→ Source material
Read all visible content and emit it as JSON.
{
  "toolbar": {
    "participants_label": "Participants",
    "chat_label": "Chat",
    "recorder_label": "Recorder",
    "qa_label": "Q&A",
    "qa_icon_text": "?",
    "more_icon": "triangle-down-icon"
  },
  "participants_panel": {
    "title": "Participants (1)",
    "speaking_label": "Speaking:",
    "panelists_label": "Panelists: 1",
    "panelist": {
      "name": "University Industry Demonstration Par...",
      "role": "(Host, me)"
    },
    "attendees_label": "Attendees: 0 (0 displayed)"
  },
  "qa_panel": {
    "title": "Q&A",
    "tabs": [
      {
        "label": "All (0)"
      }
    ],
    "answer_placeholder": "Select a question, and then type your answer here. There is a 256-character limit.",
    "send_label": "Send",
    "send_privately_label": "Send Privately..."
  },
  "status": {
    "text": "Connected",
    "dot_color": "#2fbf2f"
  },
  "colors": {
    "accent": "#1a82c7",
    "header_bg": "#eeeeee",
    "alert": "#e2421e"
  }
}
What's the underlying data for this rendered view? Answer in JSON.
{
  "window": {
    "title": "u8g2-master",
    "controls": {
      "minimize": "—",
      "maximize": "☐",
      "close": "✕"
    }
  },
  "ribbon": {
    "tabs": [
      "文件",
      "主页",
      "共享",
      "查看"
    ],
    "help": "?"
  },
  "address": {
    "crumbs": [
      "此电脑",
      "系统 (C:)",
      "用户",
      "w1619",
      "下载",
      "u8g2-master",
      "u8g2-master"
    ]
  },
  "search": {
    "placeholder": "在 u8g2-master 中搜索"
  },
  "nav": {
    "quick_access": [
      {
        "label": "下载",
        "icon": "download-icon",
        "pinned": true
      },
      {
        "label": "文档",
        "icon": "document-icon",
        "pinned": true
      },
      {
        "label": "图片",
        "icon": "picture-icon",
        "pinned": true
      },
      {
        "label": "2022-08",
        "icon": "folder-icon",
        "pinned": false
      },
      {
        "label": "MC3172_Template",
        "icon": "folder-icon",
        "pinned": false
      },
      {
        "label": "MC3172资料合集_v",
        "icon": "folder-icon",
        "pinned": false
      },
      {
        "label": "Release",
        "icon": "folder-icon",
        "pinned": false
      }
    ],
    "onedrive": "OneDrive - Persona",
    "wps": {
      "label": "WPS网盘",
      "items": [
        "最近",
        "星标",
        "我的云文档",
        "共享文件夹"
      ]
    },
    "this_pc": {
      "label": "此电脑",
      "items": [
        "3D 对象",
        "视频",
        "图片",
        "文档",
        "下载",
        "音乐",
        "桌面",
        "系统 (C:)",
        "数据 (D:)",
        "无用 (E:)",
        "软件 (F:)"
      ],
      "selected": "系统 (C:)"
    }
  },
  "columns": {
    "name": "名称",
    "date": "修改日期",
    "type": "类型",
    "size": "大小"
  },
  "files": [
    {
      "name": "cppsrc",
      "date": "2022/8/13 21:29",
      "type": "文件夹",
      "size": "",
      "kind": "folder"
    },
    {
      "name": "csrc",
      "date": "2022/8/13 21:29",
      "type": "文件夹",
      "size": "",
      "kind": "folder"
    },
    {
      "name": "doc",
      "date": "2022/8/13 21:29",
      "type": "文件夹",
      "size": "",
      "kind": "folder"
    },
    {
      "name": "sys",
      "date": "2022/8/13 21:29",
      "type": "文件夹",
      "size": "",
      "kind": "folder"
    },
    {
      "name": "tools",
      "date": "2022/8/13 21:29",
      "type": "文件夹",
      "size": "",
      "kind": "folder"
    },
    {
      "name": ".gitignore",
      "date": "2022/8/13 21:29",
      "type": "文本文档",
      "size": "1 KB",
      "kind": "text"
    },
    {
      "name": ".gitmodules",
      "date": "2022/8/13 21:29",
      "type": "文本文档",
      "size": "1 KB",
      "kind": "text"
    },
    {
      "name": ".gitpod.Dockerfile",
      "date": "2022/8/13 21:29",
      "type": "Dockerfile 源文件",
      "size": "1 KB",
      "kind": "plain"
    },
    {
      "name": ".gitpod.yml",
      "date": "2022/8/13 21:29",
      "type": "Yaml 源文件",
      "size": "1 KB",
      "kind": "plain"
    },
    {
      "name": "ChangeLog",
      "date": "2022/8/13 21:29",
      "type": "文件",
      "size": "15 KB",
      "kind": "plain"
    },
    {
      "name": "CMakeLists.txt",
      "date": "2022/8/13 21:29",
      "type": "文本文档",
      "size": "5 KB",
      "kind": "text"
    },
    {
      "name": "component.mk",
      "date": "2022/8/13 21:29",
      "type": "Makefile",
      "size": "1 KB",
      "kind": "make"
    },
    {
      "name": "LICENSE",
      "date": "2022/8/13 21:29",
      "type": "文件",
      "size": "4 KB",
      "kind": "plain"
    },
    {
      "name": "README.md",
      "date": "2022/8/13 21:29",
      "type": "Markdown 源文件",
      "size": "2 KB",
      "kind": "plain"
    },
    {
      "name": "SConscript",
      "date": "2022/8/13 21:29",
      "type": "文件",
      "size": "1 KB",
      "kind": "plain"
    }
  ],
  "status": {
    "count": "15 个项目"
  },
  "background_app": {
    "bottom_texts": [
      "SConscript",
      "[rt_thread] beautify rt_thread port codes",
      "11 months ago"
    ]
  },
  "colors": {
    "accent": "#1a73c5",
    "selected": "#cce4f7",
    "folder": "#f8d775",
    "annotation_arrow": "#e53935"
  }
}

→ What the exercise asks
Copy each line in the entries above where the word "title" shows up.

→ Worked solution
    "title": "Participants (1)",
    "title": "Q&A",
    "title": "u8g2-master",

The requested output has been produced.